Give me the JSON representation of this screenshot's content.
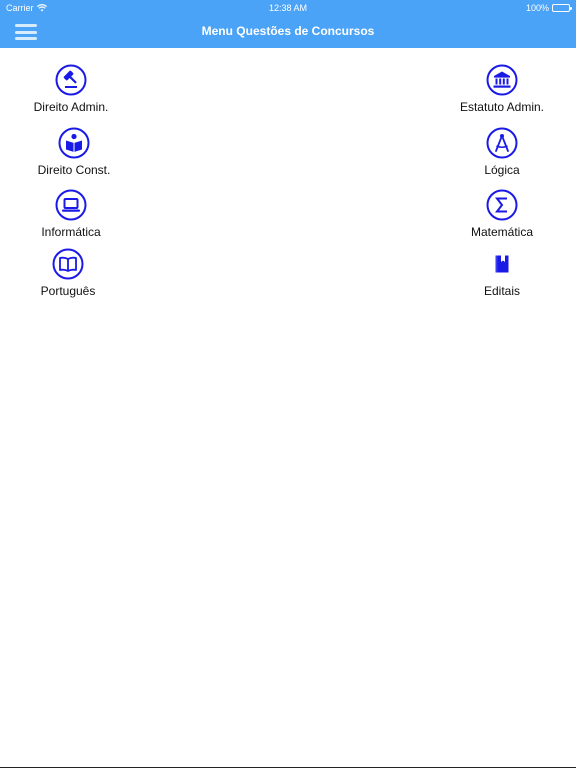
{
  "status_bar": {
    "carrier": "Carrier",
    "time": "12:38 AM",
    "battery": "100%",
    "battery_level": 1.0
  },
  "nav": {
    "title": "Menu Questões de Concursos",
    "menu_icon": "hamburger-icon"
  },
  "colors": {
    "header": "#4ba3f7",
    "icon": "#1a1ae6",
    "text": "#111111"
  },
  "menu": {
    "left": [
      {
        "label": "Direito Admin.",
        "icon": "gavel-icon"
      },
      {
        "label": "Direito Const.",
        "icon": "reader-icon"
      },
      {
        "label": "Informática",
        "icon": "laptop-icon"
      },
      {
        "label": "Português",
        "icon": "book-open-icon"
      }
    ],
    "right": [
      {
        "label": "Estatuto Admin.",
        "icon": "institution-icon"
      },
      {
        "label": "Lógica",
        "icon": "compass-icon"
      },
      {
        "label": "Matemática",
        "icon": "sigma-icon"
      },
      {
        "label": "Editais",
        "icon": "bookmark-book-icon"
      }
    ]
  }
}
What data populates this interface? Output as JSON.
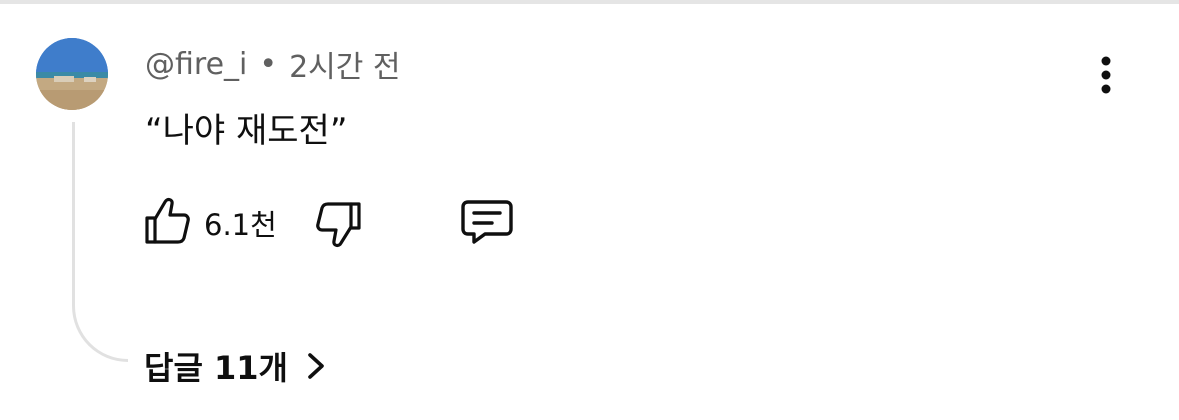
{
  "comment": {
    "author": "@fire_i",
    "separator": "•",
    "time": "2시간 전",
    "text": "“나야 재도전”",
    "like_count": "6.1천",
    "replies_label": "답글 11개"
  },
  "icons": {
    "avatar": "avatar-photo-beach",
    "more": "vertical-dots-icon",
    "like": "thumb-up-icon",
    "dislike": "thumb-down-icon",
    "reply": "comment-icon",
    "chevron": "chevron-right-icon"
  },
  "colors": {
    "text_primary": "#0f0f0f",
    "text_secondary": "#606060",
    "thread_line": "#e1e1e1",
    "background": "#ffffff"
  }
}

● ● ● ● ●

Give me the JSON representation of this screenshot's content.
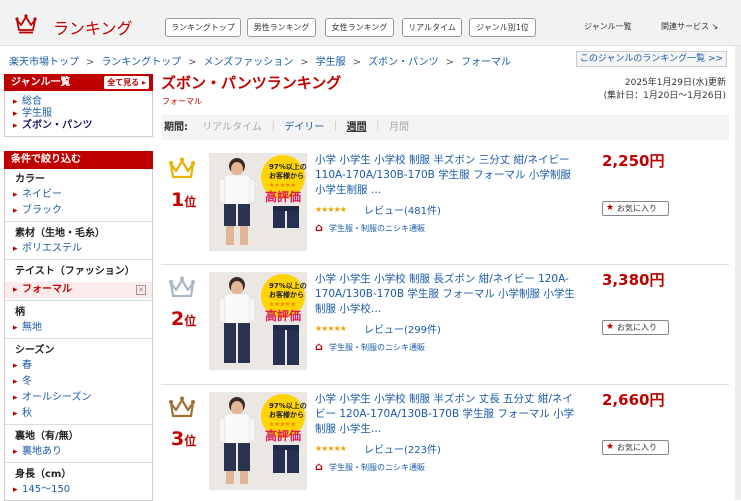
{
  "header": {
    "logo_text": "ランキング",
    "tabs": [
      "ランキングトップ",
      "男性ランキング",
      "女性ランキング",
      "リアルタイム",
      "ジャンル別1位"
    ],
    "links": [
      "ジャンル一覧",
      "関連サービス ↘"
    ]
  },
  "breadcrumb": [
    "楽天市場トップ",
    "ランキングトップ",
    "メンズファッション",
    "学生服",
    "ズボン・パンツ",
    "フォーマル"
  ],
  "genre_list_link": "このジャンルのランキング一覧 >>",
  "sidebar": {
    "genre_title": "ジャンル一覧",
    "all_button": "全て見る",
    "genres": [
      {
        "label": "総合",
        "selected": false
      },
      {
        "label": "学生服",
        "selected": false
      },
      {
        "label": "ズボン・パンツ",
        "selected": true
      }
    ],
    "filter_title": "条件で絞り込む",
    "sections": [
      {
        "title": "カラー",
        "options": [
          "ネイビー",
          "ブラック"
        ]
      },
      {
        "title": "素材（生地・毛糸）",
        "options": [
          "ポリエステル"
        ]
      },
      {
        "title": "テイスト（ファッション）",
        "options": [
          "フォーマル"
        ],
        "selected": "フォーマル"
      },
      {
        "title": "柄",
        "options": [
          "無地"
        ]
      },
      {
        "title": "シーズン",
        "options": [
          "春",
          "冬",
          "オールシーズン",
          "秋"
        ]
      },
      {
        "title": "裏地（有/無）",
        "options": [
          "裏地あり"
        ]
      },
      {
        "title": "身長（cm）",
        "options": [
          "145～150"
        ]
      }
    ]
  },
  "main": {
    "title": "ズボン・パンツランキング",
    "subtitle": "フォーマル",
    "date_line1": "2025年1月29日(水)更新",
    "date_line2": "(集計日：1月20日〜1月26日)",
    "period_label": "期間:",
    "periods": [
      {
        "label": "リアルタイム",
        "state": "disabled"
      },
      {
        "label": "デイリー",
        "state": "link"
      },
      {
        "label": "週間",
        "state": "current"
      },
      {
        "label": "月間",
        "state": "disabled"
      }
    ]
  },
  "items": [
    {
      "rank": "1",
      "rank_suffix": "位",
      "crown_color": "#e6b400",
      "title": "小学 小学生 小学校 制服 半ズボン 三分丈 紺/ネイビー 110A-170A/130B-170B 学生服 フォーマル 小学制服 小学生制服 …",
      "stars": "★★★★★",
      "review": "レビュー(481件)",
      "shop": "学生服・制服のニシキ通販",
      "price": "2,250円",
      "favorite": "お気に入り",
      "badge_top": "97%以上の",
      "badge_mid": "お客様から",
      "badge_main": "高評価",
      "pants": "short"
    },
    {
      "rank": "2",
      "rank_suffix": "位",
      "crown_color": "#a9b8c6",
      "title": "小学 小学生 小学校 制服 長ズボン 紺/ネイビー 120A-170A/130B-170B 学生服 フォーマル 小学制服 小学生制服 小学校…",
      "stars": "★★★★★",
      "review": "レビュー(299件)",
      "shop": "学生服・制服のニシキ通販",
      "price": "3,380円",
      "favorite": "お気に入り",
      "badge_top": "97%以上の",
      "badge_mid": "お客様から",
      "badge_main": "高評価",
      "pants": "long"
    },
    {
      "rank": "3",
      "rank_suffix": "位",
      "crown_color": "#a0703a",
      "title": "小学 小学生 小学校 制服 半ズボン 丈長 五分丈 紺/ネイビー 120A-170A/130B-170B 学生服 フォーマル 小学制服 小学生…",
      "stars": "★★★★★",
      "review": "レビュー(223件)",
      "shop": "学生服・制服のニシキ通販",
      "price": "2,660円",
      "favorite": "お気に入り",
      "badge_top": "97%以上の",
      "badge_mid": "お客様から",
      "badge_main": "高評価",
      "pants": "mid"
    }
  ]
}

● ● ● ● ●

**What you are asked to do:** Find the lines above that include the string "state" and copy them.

**Reply to the exercise:**
        "state": "disabled"
        "state": "link"
        "state": "current"
        "state": "disabled"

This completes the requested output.